**Exercise**
Count the lines containing "JSON" in the entries underneath, and state that count without anything else.

▼▼▼

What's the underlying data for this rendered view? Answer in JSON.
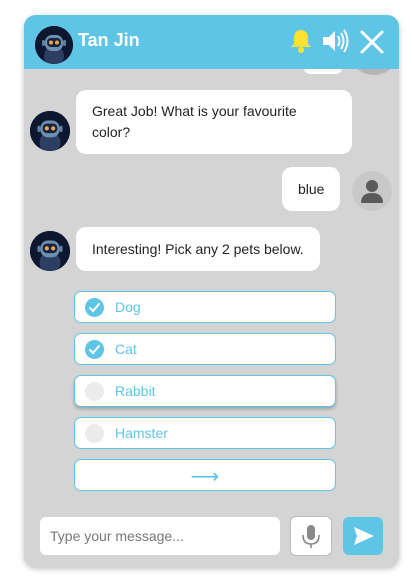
{
  "header": {
    "title": "Tan Jin",
    "accent": "#5ec5e6",
    "bell_icon": "bell-icon",
    "bell_color": "#ffe033",
    "speaker_icon": "speaker-icon",
    "close_icon": "close-icon"
  },
  "messages": [
    {
      "from": "bot",
      "text": "Great Job! What is your favourite color?"
    },
    {
      "from": "user",
      "text": "blue"
    },
    {
      "from": "bot",
      "text": "Interesting! Pick any 2 pets below."
    }
  ],
  "options": [
    {
      "label": "Dog",
      "checked": true
    },
    {
      "label": "Cat",
      "checked": true
    },
    {
      "label": "Rabbit",
      "checked": false
    },
    {
      "label": "Hamster",
      "checked": false
    }
  ],
  "submit": {
    "arrow": "⟶"
  },
  "composer": {
    "placeholder": "Type your message...",
    "mic_icon": "microphone-icon",
    "send_icon": "send-icon"
  }
}
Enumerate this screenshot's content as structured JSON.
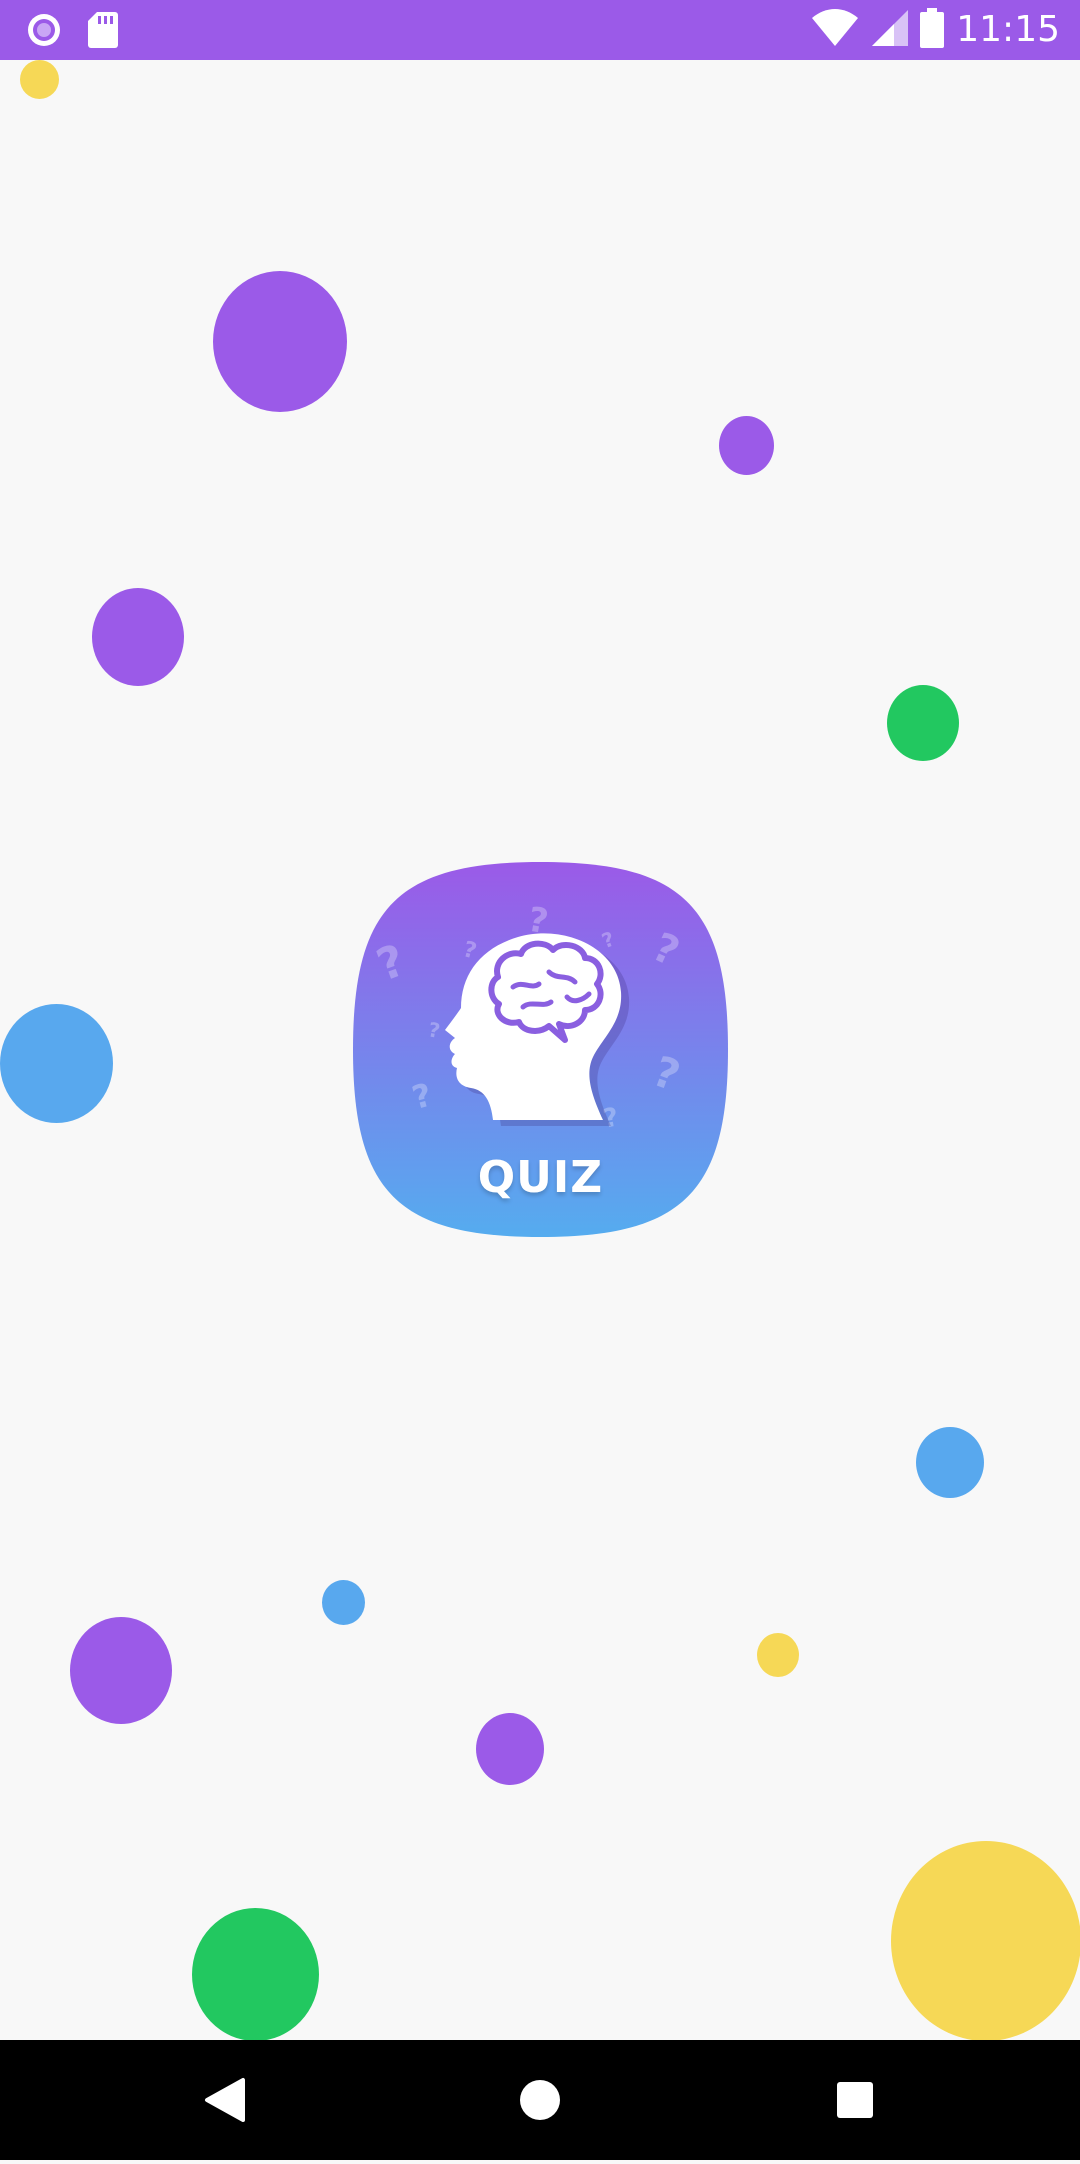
{
  "status_bar": {
    "time": "11:15",
    "background": "#9b5ae8",
    "icons_left": [
      "record-icon",
      "sd-card-icon"
    ],
    "icons_right": [
      "wifi-icon",
      "signal-icon",
      "battery-icon"
    ]
  },
  "splash": {
    "logo_text": "QUIZ",
    "logo_icon": "head-brain-icon",
    "colors": {
      "purple": "#9b5ae8",
      "blue": "#58a8ee",
      "green": "#22c860",
      "yellow": "#f6d856",
      "background": "#f8f8f8"
    }
  },
  "nav_bar": {
    "buttons": [
      "back-icon",
      "home-icon",
      "recents-icon"
    ]
  }
}
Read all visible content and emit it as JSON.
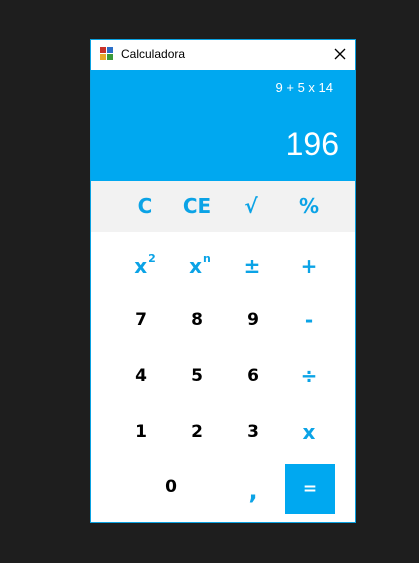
{
  "window": {
    "title": "Calculadora"
  },
  "display": {
    "expression": "9 + 5 x 14",
    "result": "196"
  },
  "function_keys": {
    "clear": "C",
    "clear_entry": "CE",
    "sqrt": "√",
    "percent": "%"
  },
  "keys": {
    "square_base": "x",
    "square_exp": "2",
    "power_base": "x",
    "power_exp": "n",
    "negate": "±",
    "plus": "+",
    "seven": "7",
    "eight": "8",
    "nine": "9",
    "minus": "-",
    "four": "4",
    "five": "5",
    "six": "6",
    "divide": "÷",
    "one": "1",
    "two": "2",
    "three": "3",
    "multiply": "x",
    "zero": "0",
    "decimal": ",",
    "equals": "="
  },
  "colors": {
    "accent": "#00a8f0",
    "key_text_accent": "#0ba3e6",
    "function_row_bg": "#f2f2f2",
    "desktop_bg": "#1e1e1e"
  },
  "icons": {
    "app": "calculator-app-icon",
    "close": "close-icon"
  }
}
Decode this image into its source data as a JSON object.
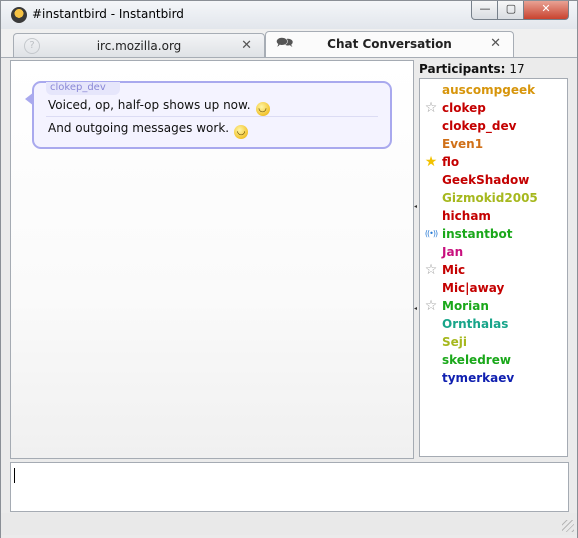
{
  "window": {
    "title": "#instantbird - Instantbird",
    "minimize_label": "—",
    "maximize_label": "▢",
    "close_label": "✕"
  },
  "tabs": [
    {
      "label": "irc.mozilla.org",
      "icon": "help-icon",
      "close_label": "✕"
    },
    {
      "label": "Chat Conversation",
      "icon": "chat-icon",
      "close_label": "✕",
      "selected": true
    }
  ],
  "conversation": {
    "sender": "clokep_dev",
    "messages": [
      {
        "text": "Voiced, op, half-op shows up now.",
        "emoticon": "smiley"
      },
      {
        "text": "And outgoing messages work.",
        "emoticon": "smiley"
      }
    ]
  },
  "participants": {
    "label": "Participants:",
    "count": "17",
    "list": [
      {
        "name": "auscompgeek",
        "color": "#d7950b",
        "status": "none"
      },
      {
        "name": "clokep",
        "color": "#c40000",
        "status": "half-op"
      },
      {
        "name": "clokep_dev",
        "color": "#c40000",
        "status": "none"
      },
      {
        "name": "Even1",
        "color": "#d07018",
        "status": "none"
      },
      {
        "name": "flo",
        "color": "#c40000",
        "status": "op"
      },
      {
        "name": "GeekShadow",
        "color": "#c40000",
        "status": "none"
      },
      {
        "name": "Gizmokid2005",
        "color": "#a6b81e",
        "status": "none"
      },
      {
        "name": "hicham",
        "color": "#c40000",
        "status": "none"
      },
      {
        "name": "instantbot",
        "color": "#1aa81a",
        "status": "voiced"
      },
      {
        "name": "Jan",
        "color": "#c8107e",
        "status": "none"
      },
      {
        "name": "Mic",
        "color": "#c40000",
        "status": "half-op"
      },
      {
        "name": "Mic|away",
        "color": "#c40000",
        "status": "none"
      },
      {
        "name": "Morian",
        "color": "#1aa81a",
        "status": "half-op"
      },
      {
        "name": "Ornthalas",
        "color": "#18a58a",
        "status": "none"
      },
      {
        "name": "Seji",
        "color": "#a6b81e",
        "status": "none"
      },
      {
        "name": "skeledrew",
        "color": "#1aa81a",
        "status": "none"
      },
      {
        "name": "tymerkaev",
        "color": "#1020b0",
        "status": "none"
      }
    ]
  },
  "input": {
    "value": ""
  }
}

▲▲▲

**Solution to this task**
4